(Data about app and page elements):
━━━━━━
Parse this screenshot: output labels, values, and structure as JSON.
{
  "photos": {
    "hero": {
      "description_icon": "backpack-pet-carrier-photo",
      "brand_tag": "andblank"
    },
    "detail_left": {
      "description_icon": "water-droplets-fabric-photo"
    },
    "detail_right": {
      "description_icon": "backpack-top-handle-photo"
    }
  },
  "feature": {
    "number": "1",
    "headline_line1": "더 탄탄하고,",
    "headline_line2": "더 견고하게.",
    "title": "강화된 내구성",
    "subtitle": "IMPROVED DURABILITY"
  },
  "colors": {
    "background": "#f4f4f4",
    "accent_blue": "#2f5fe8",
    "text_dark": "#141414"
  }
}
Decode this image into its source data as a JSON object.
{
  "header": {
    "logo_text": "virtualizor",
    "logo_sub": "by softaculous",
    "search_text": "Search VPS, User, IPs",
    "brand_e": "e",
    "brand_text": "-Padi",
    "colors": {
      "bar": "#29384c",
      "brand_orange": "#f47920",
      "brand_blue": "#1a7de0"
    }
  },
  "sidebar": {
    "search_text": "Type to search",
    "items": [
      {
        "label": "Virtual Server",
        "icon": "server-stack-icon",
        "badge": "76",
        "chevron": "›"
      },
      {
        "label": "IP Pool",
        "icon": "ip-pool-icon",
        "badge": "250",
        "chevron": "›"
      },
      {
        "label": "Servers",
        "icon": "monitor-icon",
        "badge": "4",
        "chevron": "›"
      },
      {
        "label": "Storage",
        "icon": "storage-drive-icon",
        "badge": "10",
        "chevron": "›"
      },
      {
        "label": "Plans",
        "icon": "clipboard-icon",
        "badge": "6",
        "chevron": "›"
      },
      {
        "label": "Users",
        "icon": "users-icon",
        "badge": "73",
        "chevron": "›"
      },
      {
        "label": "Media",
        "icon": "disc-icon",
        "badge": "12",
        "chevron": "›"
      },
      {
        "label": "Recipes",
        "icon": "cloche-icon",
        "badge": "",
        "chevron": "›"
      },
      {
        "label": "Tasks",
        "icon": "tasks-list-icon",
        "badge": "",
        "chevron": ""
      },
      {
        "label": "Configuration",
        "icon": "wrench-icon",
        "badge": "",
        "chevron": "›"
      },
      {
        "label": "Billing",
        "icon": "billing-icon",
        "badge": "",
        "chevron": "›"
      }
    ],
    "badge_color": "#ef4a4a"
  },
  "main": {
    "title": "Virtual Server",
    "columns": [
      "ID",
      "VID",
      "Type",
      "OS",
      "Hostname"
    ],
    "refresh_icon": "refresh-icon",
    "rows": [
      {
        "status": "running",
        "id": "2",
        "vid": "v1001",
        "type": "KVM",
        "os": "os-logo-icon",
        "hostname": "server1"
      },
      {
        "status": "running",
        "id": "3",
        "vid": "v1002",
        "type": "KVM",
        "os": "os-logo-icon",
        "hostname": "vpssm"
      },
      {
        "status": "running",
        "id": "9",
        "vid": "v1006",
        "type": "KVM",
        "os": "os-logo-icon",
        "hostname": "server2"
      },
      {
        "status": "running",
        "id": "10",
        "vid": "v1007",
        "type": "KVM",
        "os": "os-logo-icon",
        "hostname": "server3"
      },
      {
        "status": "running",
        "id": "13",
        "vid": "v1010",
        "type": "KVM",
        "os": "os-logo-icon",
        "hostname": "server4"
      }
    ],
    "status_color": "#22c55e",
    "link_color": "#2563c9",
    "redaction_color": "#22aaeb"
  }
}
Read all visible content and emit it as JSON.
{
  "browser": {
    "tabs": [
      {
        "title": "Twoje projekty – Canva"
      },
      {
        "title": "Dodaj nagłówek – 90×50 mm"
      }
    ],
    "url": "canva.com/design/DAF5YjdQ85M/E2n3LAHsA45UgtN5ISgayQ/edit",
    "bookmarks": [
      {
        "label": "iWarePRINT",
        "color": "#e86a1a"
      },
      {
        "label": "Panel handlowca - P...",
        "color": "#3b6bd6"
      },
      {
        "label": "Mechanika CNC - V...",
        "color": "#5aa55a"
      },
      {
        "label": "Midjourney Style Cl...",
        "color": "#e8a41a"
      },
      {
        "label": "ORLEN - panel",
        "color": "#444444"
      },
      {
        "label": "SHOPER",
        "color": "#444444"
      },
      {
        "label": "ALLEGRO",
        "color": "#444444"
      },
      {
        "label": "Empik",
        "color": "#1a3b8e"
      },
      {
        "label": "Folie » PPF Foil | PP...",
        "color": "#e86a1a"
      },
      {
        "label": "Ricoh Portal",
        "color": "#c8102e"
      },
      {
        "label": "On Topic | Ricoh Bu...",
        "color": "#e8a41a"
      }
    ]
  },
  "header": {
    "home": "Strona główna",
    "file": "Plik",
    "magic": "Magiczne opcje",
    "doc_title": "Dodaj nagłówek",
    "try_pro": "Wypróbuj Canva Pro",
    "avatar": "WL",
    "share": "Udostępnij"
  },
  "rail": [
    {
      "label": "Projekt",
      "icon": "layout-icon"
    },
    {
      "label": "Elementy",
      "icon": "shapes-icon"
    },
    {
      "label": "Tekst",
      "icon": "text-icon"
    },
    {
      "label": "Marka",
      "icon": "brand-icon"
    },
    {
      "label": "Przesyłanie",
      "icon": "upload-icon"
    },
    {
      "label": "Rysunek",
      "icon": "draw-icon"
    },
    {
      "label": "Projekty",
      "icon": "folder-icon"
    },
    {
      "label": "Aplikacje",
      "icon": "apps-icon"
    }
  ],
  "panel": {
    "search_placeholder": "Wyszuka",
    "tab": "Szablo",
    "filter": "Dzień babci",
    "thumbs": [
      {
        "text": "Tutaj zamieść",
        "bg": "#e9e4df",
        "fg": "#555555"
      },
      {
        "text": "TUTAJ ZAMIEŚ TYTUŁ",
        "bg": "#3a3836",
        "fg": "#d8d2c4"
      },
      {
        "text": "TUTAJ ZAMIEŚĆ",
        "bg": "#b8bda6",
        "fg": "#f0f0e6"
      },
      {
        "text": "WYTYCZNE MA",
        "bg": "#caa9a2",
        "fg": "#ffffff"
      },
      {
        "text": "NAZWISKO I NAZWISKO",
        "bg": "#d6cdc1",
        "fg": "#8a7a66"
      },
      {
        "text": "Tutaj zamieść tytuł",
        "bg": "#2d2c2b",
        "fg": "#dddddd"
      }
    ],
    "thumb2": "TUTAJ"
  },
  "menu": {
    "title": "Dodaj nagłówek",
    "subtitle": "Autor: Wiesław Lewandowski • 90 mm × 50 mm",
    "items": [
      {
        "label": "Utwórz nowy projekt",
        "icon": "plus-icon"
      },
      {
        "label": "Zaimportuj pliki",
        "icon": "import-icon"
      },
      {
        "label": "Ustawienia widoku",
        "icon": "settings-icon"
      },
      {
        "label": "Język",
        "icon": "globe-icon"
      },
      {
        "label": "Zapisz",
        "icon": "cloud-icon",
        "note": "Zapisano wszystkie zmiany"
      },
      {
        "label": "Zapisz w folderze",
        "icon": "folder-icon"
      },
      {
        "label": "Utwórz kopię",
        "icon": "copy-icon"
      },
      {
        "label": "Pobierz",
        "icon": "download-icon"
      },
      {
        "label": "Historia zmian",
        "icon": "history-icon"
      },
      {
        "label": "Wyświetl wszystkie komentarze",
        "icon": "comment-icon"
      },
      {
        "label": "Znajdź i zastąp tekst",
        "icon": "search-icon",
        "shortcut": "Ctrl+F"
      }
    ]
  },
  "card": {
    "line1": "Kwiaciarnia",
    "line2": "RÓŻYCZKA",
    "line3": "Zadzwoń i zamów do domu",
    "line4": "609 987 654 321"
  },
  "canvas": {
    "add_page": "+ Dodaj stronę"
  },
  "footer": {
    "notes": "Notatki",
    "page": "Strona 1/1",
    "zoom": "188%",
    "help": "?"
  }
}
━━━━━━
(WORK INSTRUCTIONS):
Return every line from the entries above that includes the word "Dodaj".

(ANSWER SPACE):
        "title": "Dodaj nagłówek – 90×50 mm"
    "doc_title": "Dodaj nagłówek",
    "title": "Dodaj nagłówek",
    "add_page": "+ Dodaj stronę"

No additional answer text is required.